Budgets will increase by 34% next year, according to a global survey conducted by ESI ThoughtLab and WSJ Pro Cybersecurity.
Companies worldwide expect to boost their cybersecurity investments by 34% in the next fiscal year, after raising them by 17% the previous year, according to a just-released study covering 467 firms across industries and based in 17 countries. About 12% of companies surveyed plan to bolster their cybersecurity investments by over 50%.
These increases come in the face of growing annual losses from cyberattacks, which for companies surveyed averaged $4.7 million in the last fiscal year—with more than one in ten firms losing over $10 million. That average loss equates to 0.114% of revenue across all firms surveyed. Losses are more severe for mid-sized companies than for large and very large companies, which have already taken greater action to secure their businesses.
Many executives believe that their cybersecurity investments are paying off. Firms report a decline in the impact from untrained staff, social engineers, and unsophisticated hackers over the last nine months. ESI ThoughtLab’s survey shows that the impact of cyberattacks from malware, phishing, and mobile phone apps also decreased over that period. Yet the escalation in overall reported cyber losses highlights that cybersecurity is an ever-evolving struggle, as hackers target not just individual companies but whole industries, searching for any vulnerability.
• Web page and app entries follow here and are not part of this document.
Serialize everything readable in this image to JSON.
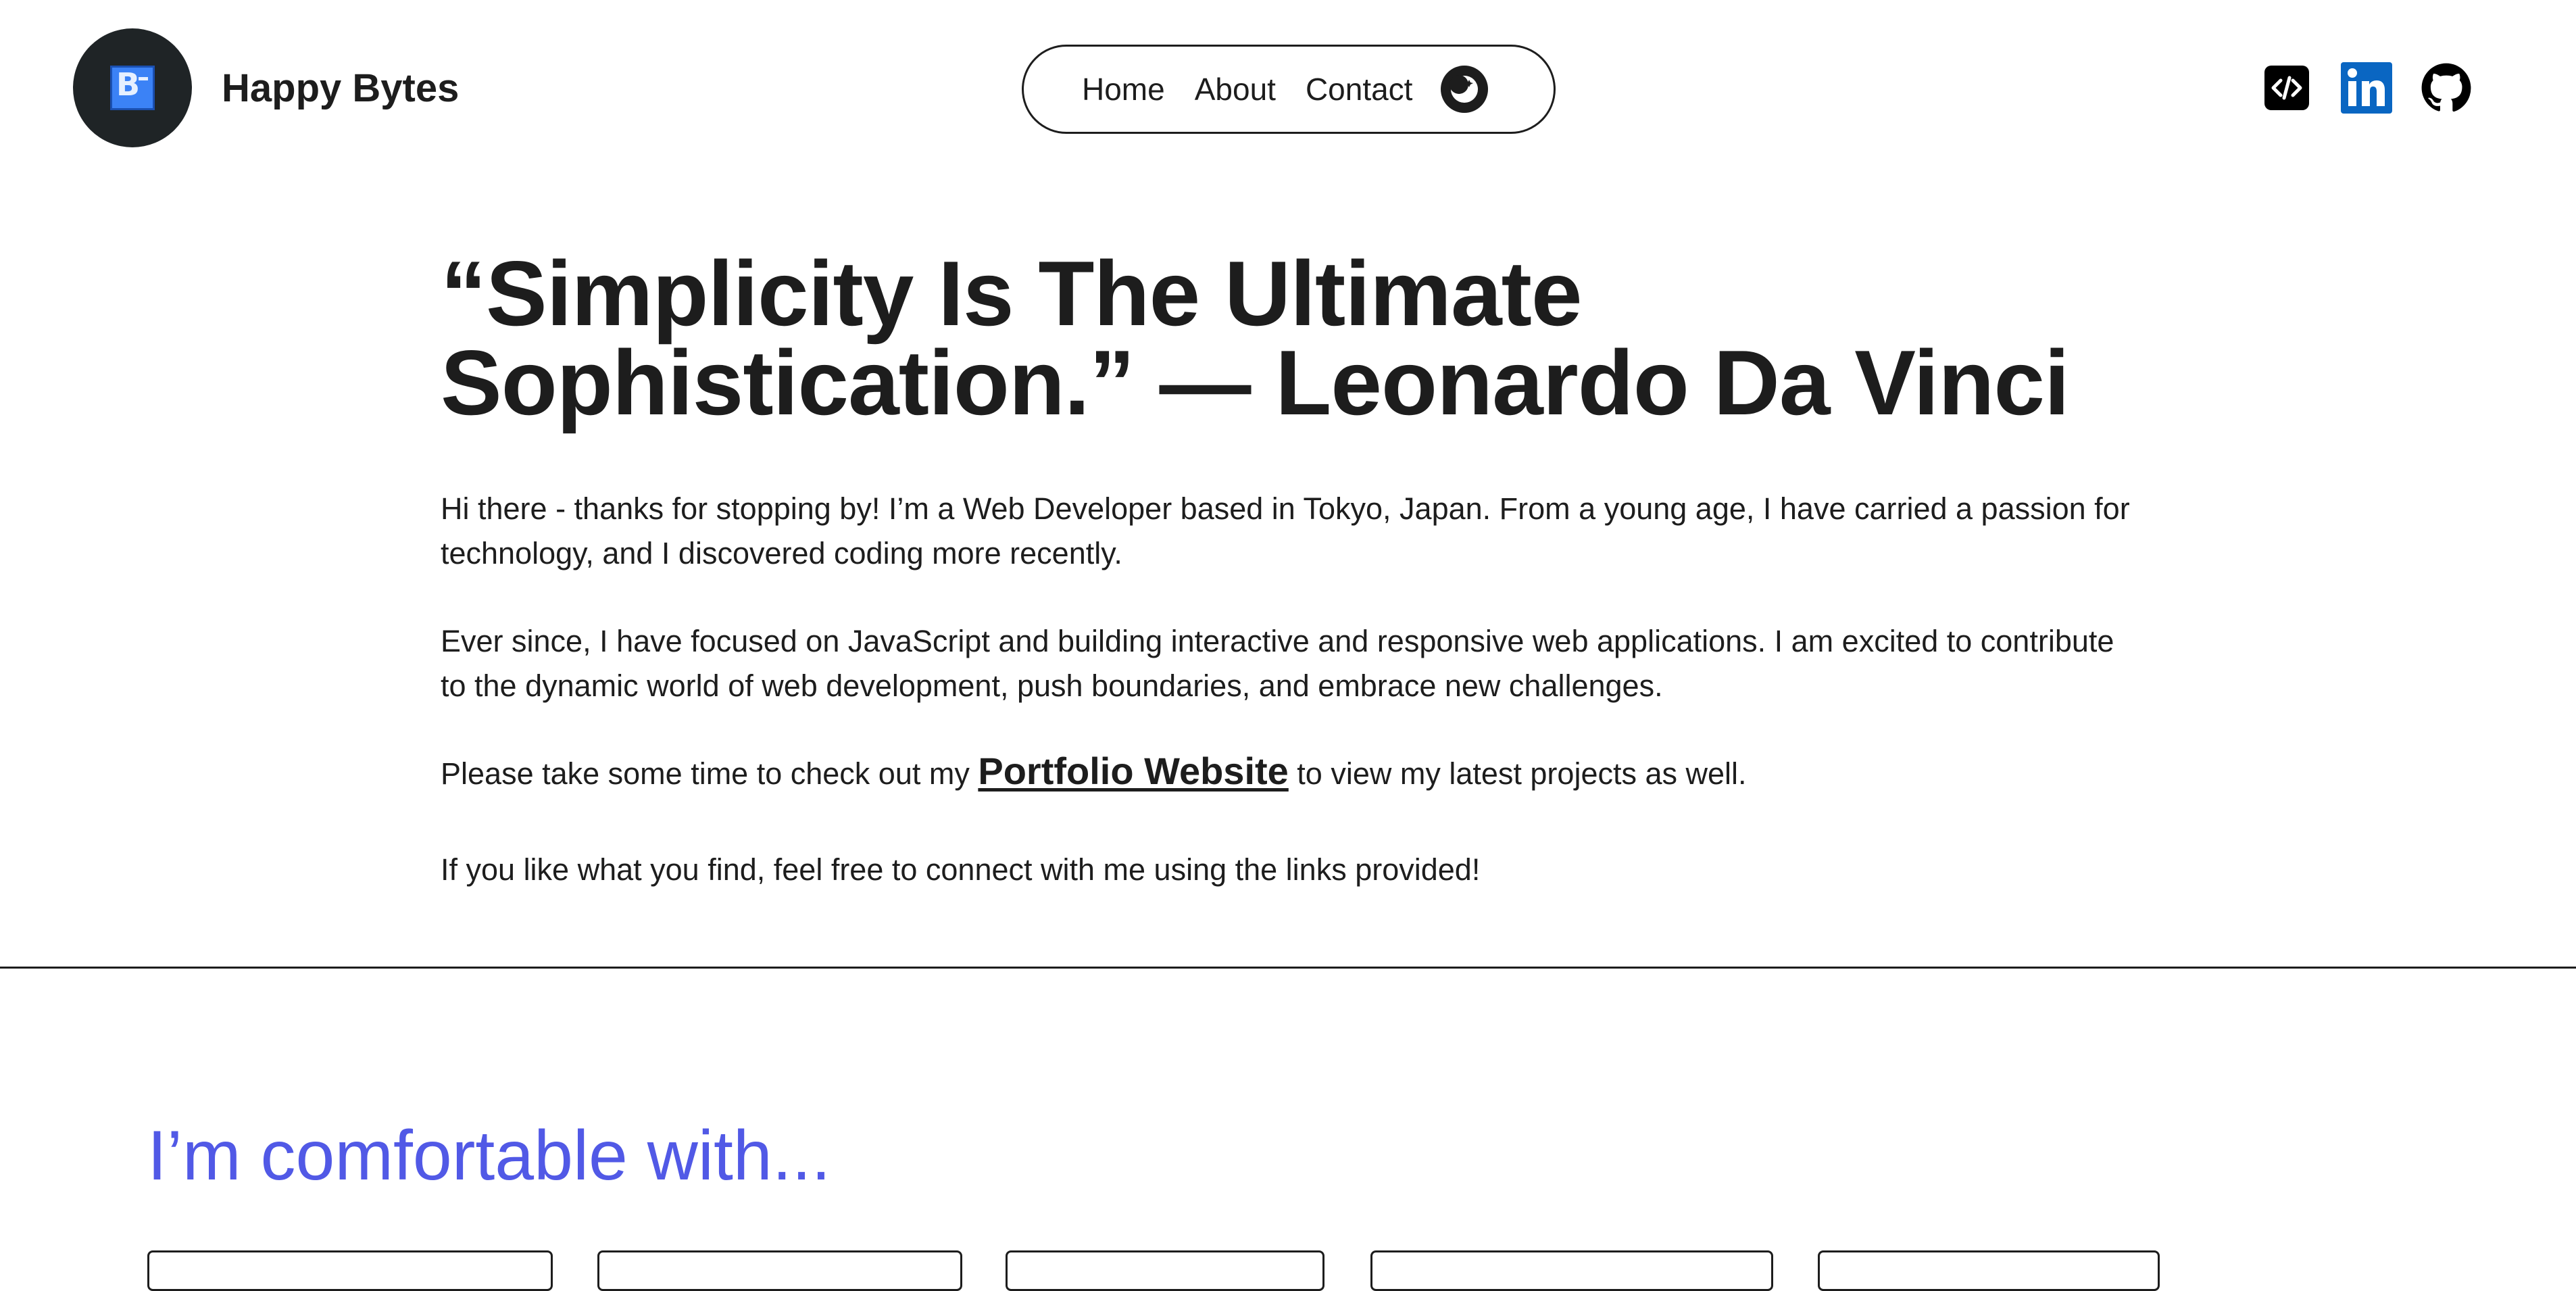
{
  "brand": {
    "name": "Happy Bytes",
    "logo_text": "B",
    "logo_color": "#3b82f6",
    "avatar_bg": "#1f2426"
  },
  "nav": {
    "links": [
      "Home",
      "About",
      "Contact"
    ],
    "theme_toggle_icon": "moon-icon"
  },
  "social": {
    "icons": [
      "dev-icon",
      "linkedin-icon",
      "github-icon"
    ],
    "linkedin_color": "#0a66c2"
  },
  "hero": {
    "quote_line1": "“Simplicity Is The Ultimate",
    "quote_line2": "Sophistication.” — Leonardo Da Vinci",
    "paragraph1": "Hi there - thanks for stopping by! I’m a Web Developer based in Tokyo, Japan. From a young age, I have carried a passion for technology, and I discovered coding more recently.",
    "paragraph2": "Ever since, I have focused on JavaScript and building interactive and responsive web applications. I am excited to contribute to the dynamic world of web development, push boundaries, and embrace new challenges.",
    "paragraph3_before": "Please take some time to check out my ",
    "paragraph3_link": "Portfolio Website",
    "paragraph3_after": " to view my latest projects as well.",
    "paragraph4": "If you like what you find, feel free to connect with me using the links provided!"
  },
  "skills": {
    "heading": "I’m comfortable with...",
    "heading_color": "#5159e6"
  }
}
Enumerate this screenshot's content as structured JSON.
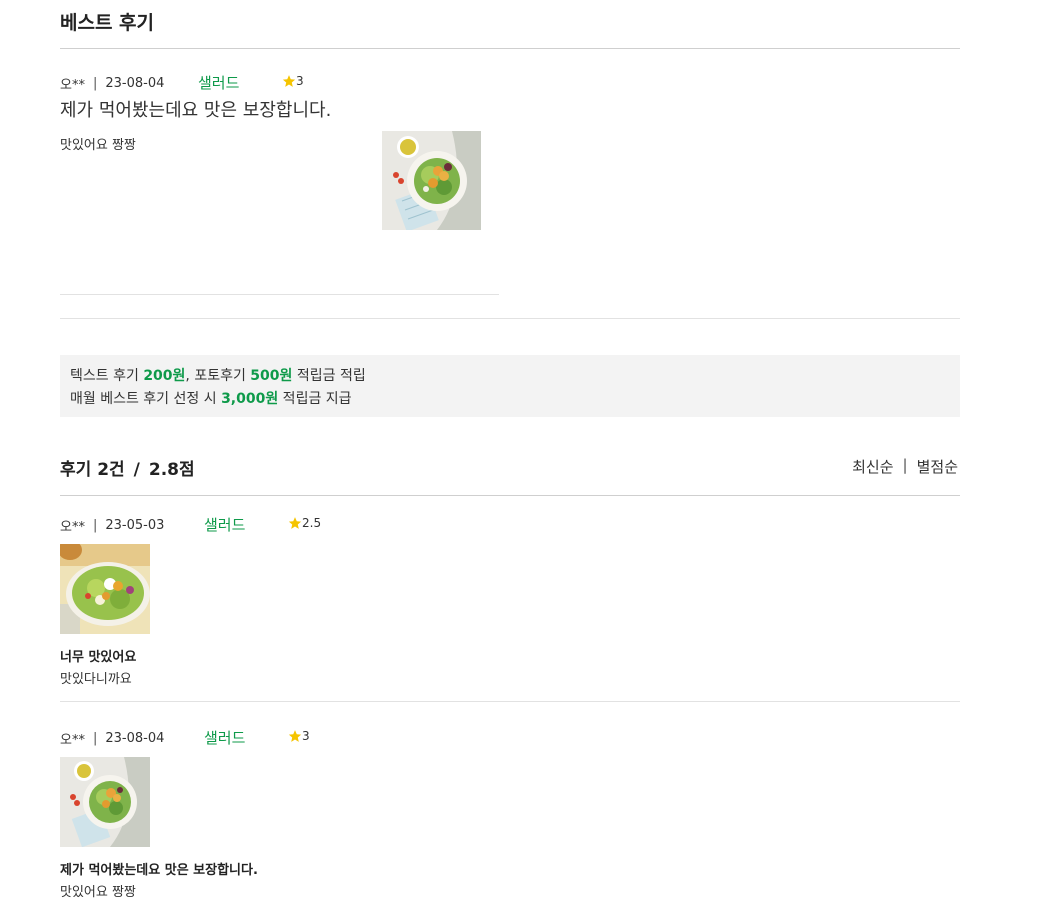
{
  "best": {
    "heading": "베스트 후기",
    "review": {
      "author": "오**",
      "date": "23-08-04",
      "category": "샐러드",
      "rating": "3",
      "title": "제가 먹어봤는데요 맛은 보장합니다.",
      "body": "맛있어요 짱짱",
      "image": "salad-photo-bowl-with-oil"
    }
  },
  "notice": {
    "line1_pre": "텍스트 후기 ",
    "line1_amt1": "200원",
    "line1_mid": ", 포토후기 ",
    "line1_amt2": "500원",
    "line1_post": " 적립금 적립",
    "line2_pre": "매월 베스트 후기 선정 시 ",
    "line2_amt": "3,000원",
    "line2_post": " 적립금 지급"
  },
  "list": {
    "count_label": "후기 2건",
    "slash": "/",
    "score_label": "2.8점",
    "sort_options": [
      "최신순",
      "별점순"
    ],
    "sort_separator": "|",
    "reviews": [
      {
        "author": "오**",
        "date": "23-05-03",
        "category": "샐러드",
        "rating": "2.5",
        "title": "너무 맛있어요",
        "body": "맛있다니까요",
        "image": "salad-photo-greens-egg"
      },
      {
        "author": "오**",
        "date": "23-08-04",
        "category": "샐러드",
        "rating": "3",
        "title": "제가 먹어봤는데요 맛은 보장합니다.",
        "body": "맛있어요 짱짱",
        "image": "salad-photo-bowl-with-oil"
      }
    ]
  },
  "meta_separator": "|",
  "colors": {
    "accent": "#0e9a4a",
    "star": "#f5c400",
    "divider": "#cfcfcf",
    "notice_bg": "#f3f3f3"
  }
}
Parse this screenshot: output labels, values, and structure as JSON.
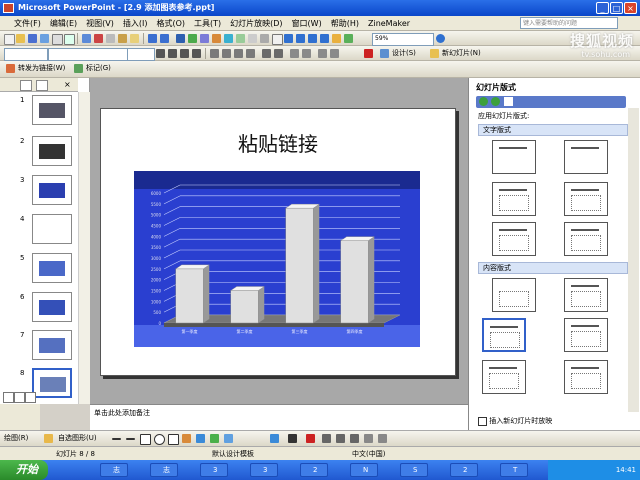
{
  "window": {
    "title": "Microsoft PowerPoint - [2.9 添加图表参考.ppt]"
  },
  "menu": [
    "文件(F)",
    "编辑(E)",
    "视图(V)",
    "插入(I)",
    "格式(O)",
    "工具(T)",
    "幻灯片放映(D)",
    "窗口(W)",
    "帮助(H)",
    "ZineMaker"
  ],
  "help_box": {
    "placeholder": "键入需要帮助的问题"
  },
  "toolbar": {
    "zoom": "59%",
    "design_label": "设计(S)",
    "new_slide_label": "新幻灯片(N)"
  },
  "toolbar3": {
    "repeat_label": "转发为链接(W)",
    "review_label": "标记(G)"
  },
  "watermark": {
    "main": "搜狐视频",
    "sub": "tv.sohu.com"
  },
  "slides": [
    {
      "num": "1"
    },
    {
      "num": "2"
    },
    {
      "num": "3"
    },
    {
      "num": "4"
    },
    {
      "num": "5"
    },
    {
      "num": "6"
    },
    {
      "num": "7"
    },
    {
      "num": "8"
    }
  ],
  "slide": {
    "title": "粘贴链接"
  },
  "notes": {
    "placeholder": "单击此处添加备注"
  },
  "chart_data": {
    "type": "bar",
    "categories": [
      "第一季度",
      "第二季度",
      "第三季度",
      "第四季度"
    ],
    "values": [
      2500,
      1500,
      5300,
      3800
    ],
    "title": "",
    "xlabel": "",
    "ylabel": "",
    "ylim": [
      0,
      6000
    ],
    "yticks": [
      "0",
      "500",
      "1000",
      "1500",
      "2000",
      "2500",
      "3000",
      "3500",
      "4000",
      "4500",
      "5000",
      "5500",
      "6000"
    ],
    "bar_color": "#e0e0e0",
    "background": "#2a3fd0"
  },
  "taskpane": {
    "title": "幻灯片版式",
    "apply_label": "应用幻灯片版式:",
    "section_text": "文字版式",
    "section_content": "内容版式",
    "insert_checkbox": "插入新幻灯片时放映"
  },
  "drawbar": {
    "draw_label": "绘图(R)",
    "autoshape_label": "自选图形(U)"
  },
  "status": {
    "slide": "幻灯片 8 / 8",
    "design": "默认设计模板",
    "lang": "中文(中国)"
  },
  "taskbar": {
    "start": "开始",
    "items": [
      "志",
      "志",
      "3",
      "3",
      "2",
      "N",
      "S",
      "2",
      "T"
    ],
    "time": "14:41"
  }
}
Although the impact from certain types of attacks has fallen, the survey shows a rise in others, such as incursions through company supply chains and ecosystems. “This is an example of what we call the ‘balloon effect’ in cybersecurity, where squeezing down on risks in one place causes others to appear elsewhere,” said Lou Celi, ESI ThoughtLab’s chief executive officer. “Thanks to improved cybersecurity, companies are more effectively mitigating risks from unintentional and less sophisticated threat actors, but more advanced adversaries are still finding a way in.”
The research shows that to combat evolving risks, companies need to take a proactive, multi-layered defense. Firms are responding by allocating the biggest share of their budgets to technology, while seeking the right balance between investments in people and process. They are also focusing more on risk identification to address emerging vulnerabilities and are investing more in resilience to ensure they can respond quickly to successful attacks.
Other calls to action from the study include:
- Make sure you are investing enough in cybersecurity. Some industries, such as media and consumer markets, are allocating less and may be more exposed to cyber risks.
- Think of cybersecurity like any other existential threat to your business. The risks are not just about privacy, liability, and stealing data; they also can create huge operational risks if business is interrupted and can have reputational impacts that can hurt market positions.
- Pay attention to risks from partners and your supply chain. As firms draw on ecosystems of third parties to drive digital transformation, they increase their vulnerabilities to cyber risks.
- Be aware that legal and regulatory risks are also rising substantially. Companies that do not comply with new standards face hefty penalties and legal consequences.
- Implement rigorous incident training. To do so, put key stakeholders through a strong scenario exercise to prepare them for events when they occur, and to plan on how to respond quickly.
- Measure your full losses, costs, and returns. When hit by a successful cyberattack, you need to understand all your costs—direct and indirect, tangible and intangible.
ESI ThoughtLab and WSJ Pro Cybersecurity carried out the survey in the spring of 2019 as part of a global research initiative titled The Cybersecurity Imperative. The current survey is a follow-up to a more comprehensive survey of 1,300 companies conducted in the fall of 2018. The latest survey was developed to track how executives’ investments, plans, and perspectives have changed over the last nine months. Learn more about our 2018 research initiative The Cybersecurity Imperative.
The Cybersecurity Imperative program was conducted with a coalition of leading organizations with expertise across the cybersecurity space, including Baker McKenzie, CyberCube, HP, KnowBe4, Opus, Protiviti, the Security Industry Association, and Willis Towers Watson. Each organization is an expert in its own field and provided valuable insights to help guide our research methodology and scope.